 For Rosalba Carriera’s artistic temperament and her importance in 18th century European art see: B. Sani, Rosalba Carriera, Turin 1988; B. Sani, Rosalba Carriera 1653 – 1757. Maestra del pastello nell’Europa ‘ancien régime’, Turin 2007; Rosalba Carriera “prima pittrice de l’Europa”, ed. G. Pavanello, exhibition catalogue (Venice, Galleria di Palazzo Cini a San Vio, 1/9 – 28/10/2007), Venice 2007; A. Oberer, The life and work of Rosalba Carriera (1673 – 1757). The Queen of Pastel, Amsterdam 2020.
 Karl & Faber Kunstauktionen, Alte Meister & Kunst des 19. Jahrhunderts, Munich 8/11/2019, no. 236. The entry in the auction catalogue mentions an earlier sale, at Lempertz in Cologne in the 1970s.
 P. Del Negro, Le relazioni di Rosalba Carriera e della sua famiglia con il patriziato veneziano, in Rosalba Carriera 1673 – 1757, ed. G. Pavanello, conference proceedings (Venice, Fondazione Giorgio Cini; Chioggia, Auditorium San Niccolò, 26-28/4/2007), Verona 2009, pp. 45-96.

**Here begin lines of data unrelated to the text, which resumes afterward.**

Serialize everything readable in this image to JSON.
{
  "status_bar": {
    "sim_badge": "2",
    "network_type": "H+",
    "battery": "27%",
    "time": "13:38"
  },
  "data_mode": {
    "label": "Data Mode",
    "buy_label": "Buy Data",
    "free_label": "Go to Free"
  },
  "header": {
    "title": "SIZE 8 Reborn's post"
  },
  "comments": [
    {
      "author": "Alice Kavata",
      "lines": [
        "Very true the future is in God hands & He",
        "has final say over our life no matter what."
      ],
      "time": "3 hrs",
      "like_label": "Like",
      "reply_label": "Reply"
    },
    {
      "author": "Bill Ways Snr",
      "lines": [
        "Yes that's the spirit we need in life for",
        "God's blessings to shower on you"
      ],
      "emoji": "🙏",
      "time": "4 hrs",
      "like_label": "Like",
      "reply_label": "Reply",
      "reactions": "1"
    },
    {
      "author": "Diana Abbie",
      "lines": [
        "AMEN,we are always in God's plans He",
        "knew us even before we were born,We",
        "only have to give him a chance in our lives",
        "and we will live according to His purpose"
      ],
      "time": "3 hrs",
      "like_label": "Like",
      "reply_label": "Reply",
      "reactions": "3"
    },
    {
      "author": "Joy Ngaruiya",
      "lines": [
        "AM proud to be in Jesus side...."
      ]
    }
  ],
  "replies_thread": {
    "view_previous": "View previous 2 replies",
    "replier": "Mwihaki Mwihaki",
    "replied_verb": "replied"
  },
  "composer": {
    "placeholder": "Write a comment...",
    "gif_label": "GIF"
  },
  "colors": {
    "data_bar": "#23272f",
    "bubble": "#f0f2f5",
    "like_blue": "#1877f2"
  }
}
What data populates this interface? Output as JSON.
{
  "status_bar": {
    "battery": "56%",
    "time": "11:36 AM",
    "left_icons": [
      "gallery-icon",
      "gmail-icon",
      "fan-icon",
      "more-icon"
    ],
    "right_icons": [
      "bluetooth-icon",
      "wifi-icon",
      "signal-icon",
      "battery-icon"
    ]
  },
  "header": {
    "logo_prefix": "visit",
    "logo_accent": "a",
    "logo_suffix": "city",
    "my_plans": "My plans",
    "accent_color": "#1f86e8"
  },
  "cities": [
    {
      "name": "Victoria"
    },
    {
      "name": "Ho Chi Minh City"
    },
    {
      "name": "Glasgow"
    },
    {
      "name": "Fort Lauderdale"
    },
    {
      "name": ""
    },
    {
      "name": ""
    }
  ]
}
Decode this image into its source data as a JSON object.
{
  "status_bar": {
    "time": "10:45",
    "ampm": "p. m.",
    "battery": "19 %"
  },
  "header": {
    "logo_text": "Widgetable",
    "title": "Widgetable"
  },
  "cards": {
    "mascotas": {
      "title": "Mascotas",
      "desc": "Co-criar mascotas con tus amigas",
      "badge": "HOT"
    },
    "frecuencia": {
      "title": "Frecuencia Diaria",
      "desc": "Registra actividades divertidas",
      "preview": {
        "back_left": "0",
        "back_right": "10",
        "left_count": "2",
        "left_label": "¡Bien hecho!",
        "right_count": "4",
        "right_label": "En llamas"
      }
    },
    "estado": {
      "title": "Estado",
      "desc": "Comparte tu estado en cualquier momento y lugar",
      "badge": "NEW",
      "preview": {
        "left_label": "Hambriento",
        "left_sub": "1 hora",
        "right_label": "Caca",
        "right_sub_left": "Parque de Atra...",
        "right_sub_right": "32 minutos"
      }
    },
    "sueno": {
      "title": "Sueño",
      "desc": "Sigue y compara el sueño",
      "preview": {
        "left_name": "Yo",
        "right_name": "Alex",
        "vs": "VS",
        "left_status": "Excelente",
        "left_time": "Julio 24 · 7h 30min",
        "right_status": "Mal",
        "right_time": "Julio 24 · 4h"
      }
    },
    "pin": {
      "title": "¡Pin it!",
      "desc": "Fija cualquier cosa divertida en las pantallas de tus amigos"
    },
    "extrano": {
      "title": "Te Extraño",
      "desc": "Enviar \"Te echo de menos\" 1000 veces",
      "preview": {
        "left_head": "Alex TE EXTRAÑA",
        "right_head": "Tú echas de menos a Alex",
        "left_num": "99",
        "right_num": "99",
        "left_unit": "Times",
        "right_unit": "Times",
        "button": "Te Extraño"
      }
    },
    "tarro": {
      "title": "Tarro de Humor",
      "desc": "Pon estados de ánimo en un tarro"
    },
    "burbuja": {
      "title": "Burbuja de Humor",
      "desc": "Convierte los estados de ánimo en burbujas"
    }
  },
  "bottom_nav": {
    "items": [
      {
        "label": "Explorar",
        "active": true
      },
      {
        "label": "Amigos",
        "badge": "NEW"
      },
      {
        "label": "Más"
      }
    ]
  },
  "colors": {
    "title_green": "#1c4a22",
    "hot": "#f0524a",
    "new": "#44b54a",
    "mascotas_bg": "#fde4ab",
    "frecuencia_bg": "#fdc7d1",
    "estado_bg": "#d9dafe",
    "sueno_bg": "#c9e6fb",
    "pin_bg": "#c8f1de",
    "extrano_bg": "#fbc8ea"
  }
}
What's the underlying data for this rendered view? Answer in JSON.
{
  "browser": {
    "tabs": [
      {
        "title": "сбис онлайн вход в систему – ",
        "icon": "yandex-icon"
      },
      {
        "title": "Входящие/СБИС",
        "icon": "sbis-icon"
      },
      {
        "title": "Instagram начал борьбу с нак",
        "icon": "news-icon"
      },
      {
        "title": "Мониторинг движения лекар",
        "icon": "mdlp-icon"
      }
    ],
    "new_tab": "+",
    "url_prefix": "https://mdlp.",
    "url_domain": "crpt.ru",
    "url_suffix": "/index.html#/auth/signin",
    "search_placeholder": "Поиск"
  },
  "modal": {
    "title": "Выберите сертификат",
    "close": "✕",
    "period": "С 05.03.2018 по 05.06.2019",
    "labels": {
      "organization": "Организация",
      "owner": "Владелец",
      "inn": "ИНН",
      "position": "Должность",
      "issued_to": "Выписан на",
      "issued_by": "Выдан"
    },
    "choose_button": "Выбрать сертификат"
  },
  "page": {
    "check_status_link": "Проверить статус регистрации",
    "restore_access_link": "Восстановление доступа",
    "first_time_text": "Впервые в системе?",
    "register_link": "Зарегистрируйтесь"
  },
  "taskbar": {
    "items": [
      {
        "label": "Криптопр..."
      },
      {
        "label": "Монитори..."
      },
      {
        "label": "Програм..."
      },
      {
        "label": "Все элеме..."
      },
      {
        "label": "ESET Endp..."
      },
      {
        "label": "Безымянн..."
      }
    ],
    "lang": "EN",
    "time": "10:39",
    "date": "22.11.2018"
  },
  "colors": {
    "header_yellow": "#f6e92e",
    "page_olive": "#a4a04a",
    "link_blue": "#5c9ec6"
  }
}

 Sani 2007, pp. 106-107, nos. 80, 85. They may also be usefully compared to the two depictions of Diana and Flora as well as the ‘Giardiniera’, all of them also tempera on ivory miniatures, now in the Bayerisches Nationalmuseum in Munich: Ibid, pp. 75, 92, 94, nos. 26, 59, 61.